Interface dataset entries:
==================================================

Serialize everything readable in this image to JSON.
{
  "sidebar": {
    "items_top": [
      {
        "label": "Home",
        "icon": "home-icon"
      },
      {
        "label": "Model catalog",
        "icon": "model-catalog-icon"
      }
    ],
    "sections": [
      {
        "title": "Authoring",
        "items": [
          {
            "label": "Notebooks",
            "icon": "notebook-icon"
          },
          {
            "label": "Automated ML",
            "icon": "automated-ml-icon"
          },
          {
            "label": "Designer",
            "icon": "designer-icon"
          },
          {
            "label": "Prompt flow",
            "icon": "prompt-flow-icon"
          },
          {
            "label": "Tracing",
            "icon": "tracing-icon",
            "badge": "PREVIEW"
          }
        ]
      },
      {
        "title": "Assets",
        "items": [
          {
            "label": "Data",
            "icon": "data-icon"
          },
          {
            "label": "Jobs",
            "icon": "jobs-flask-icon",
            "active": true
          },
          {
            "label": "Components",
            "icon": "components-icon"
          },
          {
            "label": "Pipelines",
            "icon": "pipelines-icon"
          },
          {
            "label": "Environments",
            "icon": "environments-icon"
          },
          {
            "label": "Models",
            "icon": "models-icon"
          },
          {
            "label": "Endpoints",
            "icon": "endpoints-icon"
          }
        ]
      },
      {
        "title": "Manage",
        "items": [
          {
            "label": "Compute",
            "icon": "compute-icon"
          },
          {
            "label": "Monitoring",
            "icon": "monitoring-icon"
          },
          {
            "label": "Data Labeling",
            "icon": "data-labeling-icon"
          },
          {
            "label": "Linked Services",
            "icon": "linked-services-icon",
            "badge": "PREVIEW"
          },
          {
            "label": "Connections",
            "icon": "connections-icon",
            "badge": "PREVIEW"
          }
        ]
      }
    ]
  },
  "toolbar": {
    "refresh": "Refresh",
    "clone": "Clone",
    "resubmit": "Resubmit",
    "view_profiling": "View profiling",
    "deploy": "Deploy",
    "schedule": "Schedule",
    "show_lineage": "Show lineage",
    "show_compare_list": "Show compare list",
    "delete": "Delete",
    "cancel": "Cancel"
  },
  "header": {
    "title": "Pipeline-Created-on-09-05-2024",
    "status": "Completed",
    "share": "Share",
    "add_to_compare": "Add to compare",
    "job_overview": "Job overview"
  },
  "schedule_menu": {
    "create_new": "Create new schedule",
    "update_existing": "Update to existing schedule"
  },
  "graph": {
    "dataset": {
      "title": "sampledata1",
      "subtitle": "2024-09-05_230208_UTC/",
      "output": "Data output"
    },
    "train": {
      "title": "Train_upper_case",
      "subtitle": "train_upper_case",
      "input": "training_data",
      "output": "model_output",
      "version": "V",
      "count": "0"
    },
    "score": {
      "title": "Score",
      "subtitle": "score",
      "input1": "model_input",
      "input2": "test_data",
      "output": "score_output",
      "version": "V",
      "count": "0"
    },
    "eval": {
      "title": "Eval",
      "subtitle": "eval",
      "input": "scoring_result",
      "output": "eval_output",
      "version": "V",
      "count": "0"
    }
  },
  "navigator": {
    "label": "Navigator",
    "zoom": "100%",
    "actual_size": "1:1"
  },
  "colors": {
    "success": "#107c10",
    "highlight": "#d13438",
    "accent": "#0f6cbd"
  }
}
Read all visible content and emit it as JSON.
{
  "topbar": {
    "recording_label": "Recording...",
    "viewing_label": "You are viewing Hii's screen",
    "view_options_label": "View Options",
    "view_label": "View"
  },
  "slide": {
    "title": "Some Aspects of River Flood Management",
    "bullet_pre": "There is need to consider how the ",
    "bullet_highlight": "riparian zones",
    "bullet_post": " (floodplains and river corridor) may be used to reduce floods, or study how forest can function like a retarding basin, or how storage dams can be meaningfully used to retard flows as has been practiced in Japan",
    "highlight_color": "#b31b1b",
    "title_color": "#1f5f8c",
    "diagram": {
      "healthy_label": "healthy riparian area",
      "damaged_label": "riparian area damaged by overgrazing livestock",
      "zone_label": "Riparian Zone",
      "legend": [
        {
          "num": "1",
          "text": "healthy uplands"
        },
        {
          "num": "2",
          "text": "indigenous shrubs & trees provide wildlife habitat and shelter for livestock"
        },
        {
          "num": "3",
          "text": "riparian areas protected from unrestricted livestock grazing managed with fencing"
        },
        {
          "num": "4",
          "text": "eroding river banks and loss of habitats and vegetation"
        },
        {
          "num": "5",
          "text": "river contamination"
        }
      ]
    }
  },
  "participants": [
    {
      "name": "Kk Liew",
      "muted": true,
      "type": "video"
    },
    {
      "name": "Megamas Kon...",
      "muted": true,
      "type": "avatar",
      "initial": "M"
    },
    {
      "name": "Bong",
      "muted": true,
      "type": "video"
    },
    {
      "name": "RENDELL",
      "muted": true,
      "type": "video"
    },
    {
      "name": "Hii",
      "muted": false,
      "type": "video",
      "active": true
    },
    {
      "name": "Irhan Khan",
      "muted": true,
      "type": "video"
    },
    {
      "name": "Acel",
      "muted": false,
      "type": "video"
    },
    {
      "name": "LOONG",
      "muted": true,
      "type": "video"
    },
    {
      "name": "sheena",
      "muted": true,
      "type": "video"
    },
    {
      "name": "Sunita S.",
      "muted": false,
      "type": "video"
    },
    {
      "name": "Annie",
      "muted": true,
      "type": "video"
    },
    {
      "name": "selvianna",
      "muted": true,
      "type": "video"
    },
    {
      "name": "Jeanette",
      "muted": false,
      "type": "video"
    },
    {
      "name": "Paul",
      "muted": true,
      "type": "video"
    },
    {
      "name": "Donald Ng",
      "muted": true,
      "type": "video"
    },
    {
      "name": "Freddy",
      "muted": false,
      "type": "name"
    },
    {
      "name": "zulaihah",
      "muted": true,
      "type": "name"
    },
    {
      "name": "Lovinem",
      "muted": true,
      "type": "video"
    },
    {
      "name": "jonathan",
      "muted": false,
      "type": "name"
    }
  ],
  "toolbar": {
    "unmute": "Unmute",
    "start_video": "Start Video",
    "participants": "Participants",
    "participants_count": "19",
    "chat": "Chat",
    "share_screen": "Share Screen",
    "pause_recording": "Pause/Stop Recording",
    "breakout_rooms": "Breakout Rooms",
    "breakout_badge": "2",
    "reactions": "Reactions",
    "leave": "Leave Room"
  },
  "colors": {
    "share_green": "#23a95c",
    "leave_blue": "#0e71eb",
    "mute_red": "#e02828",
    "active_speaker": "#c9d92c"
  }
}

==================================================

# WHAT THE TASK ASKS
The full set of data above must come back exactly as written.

# RESULT OF THE EXERCISE
Serialize everything readable in this image to JSON.
{
  "sidebar": {
    "items_top": [
      {
        "label": "Home",
        "icon": "home-icon"
      },
      {
        "label": "Model catalog",
        "icon": "model-catalog-icon"
      }
    ],
    "sections": [
      {
        "title": "Authoring",
        "items": [
          {
            "label": "Notebooks",
            "icon": "notebook-icon"
          },
          {
            "label": "Automated ML",
            "icon": "automated-ml-icon"
          },
          {
            "label": "Designer",
            "icon": "designer-icon"
          },
          {
            "label": "Prompt flow",
            "icon": "prompt-flow-icon"
          },
          {
            "label": "Tracing",
            "icon": "tracing-icon",
            "badge": "PREVIEW"
          }
        ]
      },
      {
        "title": "Assets",
        "items": [
          {
            "label": "Data",
            "icon": "data-icon"
          },
          {
            "label": "Jobs",
            "icon": "jobs-flask-icon",
            "active": true
          },
          {
            "label": "Components",
            "icon": "components-icon"
          },
          {
            "label": "Pipelines",
            "icon": "pipelines-icon"
          },
          {
            "label": "Environments",
            "icon": "environments-icon"
          },
          {
            "label": "Models",
            "icon": "models-icon"
          },
          {
            "label": "Endpoints",
            "icon": "endpoints-icon"
          }
        ]
      },
      {
        "title": "Manage",
        "items": [
          {
            "label": "Compute",
            "icon": "compute-icon"
          },
          {
            "label": "Monitoring",
            "icon": "monitoring-icon"
          },
          {
            "label": "Data Labeling",
            "icon": "data-labeling-icon"
          },
          {
            "label": "Linked Services",
            "icon": "linked-services-icon",
            "badge": "PREVIEW"
          },
          {
            "label": "Connections",
            "icon": "connections-icon",
            "badge": "PREVIEW"
          }
        ]
      }
    ]
  },
  "toolbar": {
    "refresh": "Refresh",
    "clone": "Clone",
    "resubmit": "Resubmit",
    "view_profiling": "View profiling",
    "deploy": "Deploy",
    "schedule": "Schedule",
    "show_lineage": "Show lineage",
    "show_compare_list": "Show compare list",
    "delete": "Delete",
    "cancel": "Cancel"
  },
  "header": {
    "title": "Pipeline-Created-on-09-05-2024",
    "status": "Completed",
    "share": "Share",
    "add_to_compare": "Add to compare",
    "job_overview": "Job overview"
  },
  "schedule_menu": {
    "create_new": "Create new schedule",
    "update_existing": "Update to existing schedule"
  },
  "graph": {
    "dataset": {
      "title": "sampledata1",
      "subtitle": "2024-09-05_230208_UTC/",
      "output": "Data output"
    },
    "train": {
      "title": "Train_upper_case",
      "subtitle": "train_upper_case",
      "input": "training_data",
      "output": "model_output",
      "version": "V",
      "count": "0"
    },
    "score": {
      "title": "Score",
      "subtitle": "score",
      "input1": "model_input",
      "input2": "test_data",
      "output": "score_output",
      "version": "V",
      "count": "0"
    },
    "eval": {
      "title": "Eval",
      "subtitle": "eval",
      "input": "scoring_result",
      "output": "eval_output",
      "version": "V",
      "count": "0"
    }
  },
  "navigator": {
    "label": "Navigator",
    "zoom": "100%",
    "actual_size": "1:1"
  },
  "colors": {
    "success": "#107c10",
    "highlight": "#d13438",
    "accent": "#0f6cbd"
  }
}
Read all visible content and emit it as JSON.
{
  "topbar": {
    "recording_label": "Recording...",
    "viewing_label": "You are viewing Hii's screen",
    "view_options_label": "View Options",
    "view_label": "View"
  },
  "slide": {
    "title": "Some Aspects of River Flood Management",
    "bullet_pre": "There is need to consider how the ",
    "bullet_highlight": "riparian zones",
    "bullet_post": " (floodplains and river corridor) may be used to reduce floods, or study how forest can function like a retarding basin, or how storage dams can be meaningfully used to retard flows as has been practiced in Japan",
    "highlight_color": "#b31b1b",
    "title_color": "#1f5f8c",
    "diagram": {
      "healthy_label": "healthy riparian area",
      "damaged_label": "riparian area damaged by overgrazing livestock",
      "zone_label": "Riparian Zone",
      "legend": [
        {
          "num": "1",
          "text": "healthy uplands"
        },
        {
          "num": "2",
          "text": "indigenous shrubs & trees provide wildlife habitat and shelter for livestock"
        },
        {
          "num": "3",
          "text": "riparian areas protected from unrestricted livestock grazing managed with fencing"
        },
        {
          "num": "4",
          "text": "eroding river banks and loss of habitats and vegetation"
        },
        {
          "num": "5",
          "text": "river contamination"
        }
      ]
    }
  },
  "participants": [
    {
      "name": "Kk Liew",
      "muted": true,
      "type": "video"
    },
    {
      "name": "Megamas Kon...",
      "muted": true,
      "type": "avatar",
      "initial": "M"
    },
    {
      "name": "Bong",
      "muted": true,
      "type": "video"
    },
    {
      "name": "RENDELL",
      "muted": true,
      "type": "video"
    },
    {
      "name": "Hii",
      "muted": false,
      "type": "video",
      "active": true
    },
    {
      "name": "Irhan Khan",
      "muted": true,
      "type": "video"
    },
    {
      "name": "Acel",
      "muted": false,
      "type": "video"
    },
    {
      "name": "LOONG",
      "muted": true,
      "type": "video"
    },
    {
      "name": "sheena",
      "muted": true,
      "type": "video"
    },
    {
      "name": "Sunita S.",
      "muted": false,
      "type": "video"
    },
    {
      "name": "Annie",
      "muted": true,
      "type": "video"
    },
    {
      "name": "selvianna",
      "muted": true,
      "type": "video"
    },
    {
      "name": "Jeanette",
      "muted": false,
      "type": "video"
    },
    {
      "name": "Paul",
      "muted": true,
      "type": "video"
    },
    {
      "name": "Donald Ng",
      "muted": true,
      "type": "video"
    },
    {
      "name": "Freddy",
      "muted": false,
      "type": "name"
    },
    {
      "name": "zulaihah",
      "muted": true,
      "type": "name"
    },
    {
      "name": "Lovinem",
      "muted": true,
      "type": "video"
    },
    {
      "name": "jonathan",
      "muted": false,
      "type": "name"
    }
  ],
  "toolbar": {
    "unmute": "Unmute",
    "start_video": "Start Video",
    "participants": "Participants",
    "participants_count": "19",
    "chat": "Chat",
    "share_screen": "Share Screen",
    "pause_recording": "Pause/Stop Recording",
    "breakout_rooms": "Breakout Rooms",
    "breakout_badge": "2",
    "reactions": "Reactions",
    "leave": "Leave Room"
  },
  "colors": {
    "share_green": "#23a95c",
    "leave_blue": "#0e71eb",
    "mute_red": "#e02828",
    "active_speaker": "#c9d92c"
  }
}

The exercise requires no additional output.